Thursday, February 09, 2006

Ecological Wisdom

If the Green Party is only the collective political voice of the left, then what differentiates this part from any other incarnation of the far left? It is that fact that the Green Party is MORE than that. I feel that sometimes, we forget that that fact.

It is time to resurrect ALL of the Green Values we give lip service.
While we talk about the 10 Key Values, it seems that only a few of them occupy our attention. In recent years, the one that most often gets sidetracked seems to be Ecological Wisdom. Maybe we count on the Sierra Club and the Natural Resources Defense Council to "handle things.' Well, they may do what they can, but that does not mean Greens, as a political entity, should be ignoring the planet.

From the 1970's through the early 1990's the environmental movement pretty much had it's way on a lot of issues. Even Pete Wilson had Doug Wheeler, ex-president of the Sierra Club, heading the California Department of Resources. Starting in the early years of the Clinton Administration, there was a push back, exemplified by the difficulties with land use planning in Southern California and the problems in establishing a Habitat Conservation Plan for the Pacific gnatcatcher, an endangered specie.

We found that there was even more of a tendency in Congress to take nti-environmental positions, as with Diane Feinstein's negotiation of the "compromise" with Hurwitz and the Pacific Lumber Company.

Now, we are faced with a habitat challenge from the California State Government. The State of California plans to log an environmentally significant portion of Jackson State Forest. For years, environmentalists and logging interests have been at loggerheads over plans for Jackson State Forest. Right now, there seems some possibility of a compromise that allows some logging but still protects the environment. That compromise is supported by interests on both sides, but not the government. The time for concerted Green Action on this is NOW.

A draft Environmental Impact Report (EIR) is out for public comment until February 14, 2006. That is only 5 days in which to take some immediate action on this single issue. The easy action is to go to the EIR Comment Page that has been set up. Most organizations tend to discount duplicated, easy to reproduce commentary. In fact, the originators ask that you edit or personalize the letter. However, if you want to take just a little more time, you might send a direct email from your ID to the California Board of Forestry. It is probably too late to send a snail mail letter.

The State Board of Forestry and Fire Protection maintains an internet WWW page specifically about the Jackson State Forest Management Plan and encourages people to send email input to

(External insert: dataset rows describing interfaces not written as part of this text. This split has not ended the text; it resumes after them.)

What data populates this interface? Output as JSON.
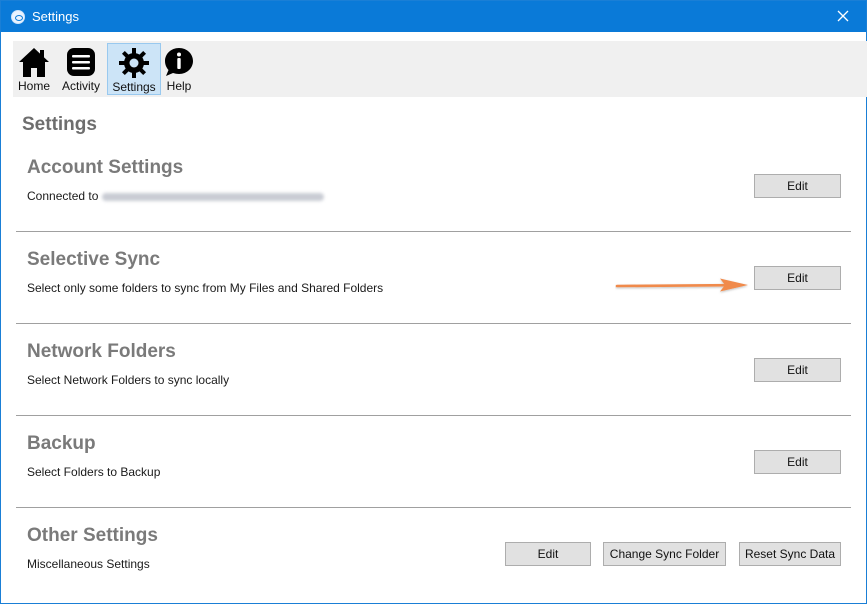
{
  "window": {
    "title": "Settings",
    "accent": "#0a7ad8"
  },
  "toolbar": {
    "items": [
      {
        "label": "Home",
        "icon": "home-icon"
      },
      {
        "label": "Activity",
        "icon": "activity-icon"
      },
      {
        "label": "Settings",
        "icon": "gear-icon",
        "active": true
      },
      {
        "label": "Help",
        "icon": "help-icon"
      }
    ]
  },
  "page": {
    "title": "Settings"
  },
  "sections": {
    "account": {
      "title": "Account Settings",
      "desc_prefix": "Connected to",
      "edit": "Edit"
    },
    "selective": {
      "title": "Selective Sync",
      "desc": "Select only some folders to sync from My Files and Shared Folders",
      "edit": "Edit"
    },
    "network": {
      "title": "Network Folders",
      "desc": "Select Network Folders to sync locally",
      "edit": "Edit"
    },
    "backup": {
      "title": "Backup",
      "desc": "Select Folders to Backup",
      "edit": "Edit"
    },
    "other": {
      "title": "Other Settings",
      "desc": "Miscellaneous Settings",
      "edit": "Edit",
      "change_folder": "Change Sync Folder",
      "reset": "Reset Sync Data"
    }
  },
  "annotation": {
    "arrow_color": "#f08a4b"
  }
}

I would suggest that you tell the Forestry Board that you find the following fact to be unreasonable and indefensible:

It finds that the proposed industrial logging of the forest, including use of clearcut variations on 30% of the forest, will have "no significant environmental impact". Source:

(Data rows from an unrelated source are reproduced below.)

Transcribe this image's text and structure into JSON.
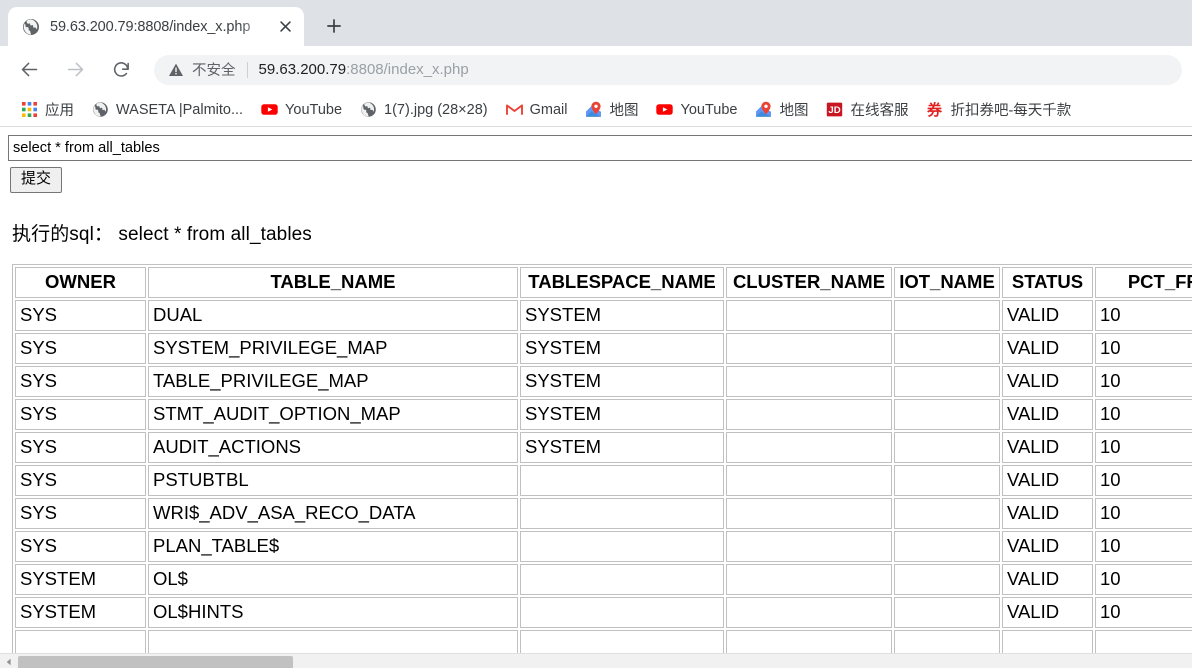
{
  "browser": {
    "tab": {
      "favicon": "globe-icon",
      "title": "59.63.200.79:8808/index_x.php",
      "close_label": "✕"
    },
    "newtab_label": "+",
    "toolbar": {
      "back_label": "←",
      "forward_label": "→",
      "reload_label": "↻",
      "security_icon": "warning-triangle-icon",
      "security_text": "不安全",
      "url_host": "59.63.200.79",
      "url_path": ":8808/index_x.php"
    },
    "bookmarks": [
      {
        "icon": "apps-grid-icon",
        "label": "应用"
      },
      {
        "icon": "globe-icon",
        "label": "WASETA |Palmito..."
      },
      {
        "icon": "youtube-icon",
        "label": "YouTube"
      },
      {
        "icon": "globe-icon",
        "label": "1(7).jpg (28×28)"
      },
      {
        "icon": "gmail-icon",
        "label": "Gmail"
      },
      {
        "icon": "maps-icon",
        "label": "地图"
      },
      {
        "icon": "youtube-icon",
        "label": "YouTube"
      },
      {
        "icon": "maps-icon",
        "label": "地图"
      },
      {
        "icon": "jd-icon",
        "label": "在线客服"
      },
      {
        "icon": "coupon-icon",
        "label": "折扣券吧-每天千款"
      }
    ]
  },
  "page": {
    "sql_input_value": "select * from all_tables",
    "sql_input_placeholder": "",
    "submit_label": "提交",
    "executed_label": "执行的sql： select * from all_tables",
    "table": {
      "columns": [
        "OWNER",
        "TABLE_NAME",
        "TABLESPACE_NAME",
        "CLUSTER_NAME",
        "IOT_NAME",
        "STATUS",
        "PCT_FRE"
      ],
      "rows": [
        [
          "SYS",
          "DUAL",
          "SYSTEM",
          "",
          "",
          "VALID",
          "10"
        ],
        [
          "SYS",
          "SYSTEM_PRIVILEGE_MAP",
          "SYSTEM",
          "",
          "",
          "VALID",
          "10"
        ],
        [
          "SYS",
          "TABLE_PRIVILEGE_MAP",
          "SYSTEM",
          "",
          "",
          "VALID",
          "10"
        ],
        [
          "SYS",
          "STMT_AUDIT_OPTION_MAP",
          "SYSTEM",
          "",
          "",
          "VALID",
          "10"
        ],
        [
          "SYS",
          "AUDIT_ACTIONS",
          "SYSTEM",
          "",
          "",
          "VALID",
          "10"
        ],
        [
          "SYS",
          "PSTUBTBL",
          "",
          "",
          "",
          "VALID",
          "10"
        ],
        [
          "SYS",
          "WRI$_ADV_ASA_RECO_DATA",
          "",
          "",
          "",
          "VALID",
          "10"
        ],
        [
          "SYS",
          "PLAN_TABLE$",
          "",
          "",
          "",
          "VALID",
          "10"
        ],
        [
          "SYSTEM",
          "OL$",
          "",
          "",
          "",
          "VALID",
          "10"
        ],
        [
          "SYSTEM",
          "OL$HINTS",
          "",
          "",
          "",
          "VALID",
          "10"
        ],
        [
          "",
          "",
          "",
          "",
          "",
          "",
          ""
        ]
      ]
    },
    "scrollbar": {
      "left_arrow_label": "◀"
    }
  },
  "colors": {
    "tabstrip_bg": "#dee1e6",
    "omnibox_bg": "#f1f3f4",
    "url_host": "#202124",
    "url_path": "#9aa0a6",
    "table_border": "#c0c0c0",
    "scroll_thumb": "#c1c1c1",
    "youtube_red": "#ff0000",
    "gmail_red": "#ea4335",
    "jd_red": "#c81623",
    "coupon_red": "#e02020"
  }
}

Roger, Gone Green said...

I couldn't agree more!

Although many Greens practice "ecological wisdom" by small lifestyle choices (reusable shopping bags, organic food etc) it is also important to champion the larger "ecological wisdom" including protecting important wildlands and watersheds. . . Sometimes I am frustrated by the Urban and Urbane Greens who forget the connection to nature that gives the party its very name!

Wes said...

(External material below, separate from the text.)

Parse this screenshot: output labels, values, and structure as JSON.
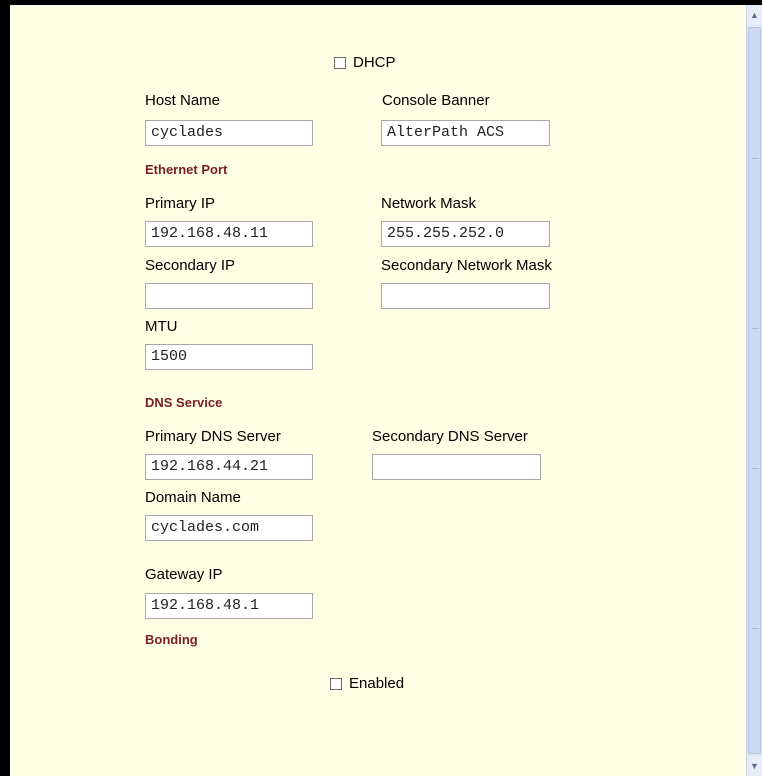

Yes, and it is time to do something about it. Check my next post (today...but not written yet) re: Urban Environmentalism on this Blog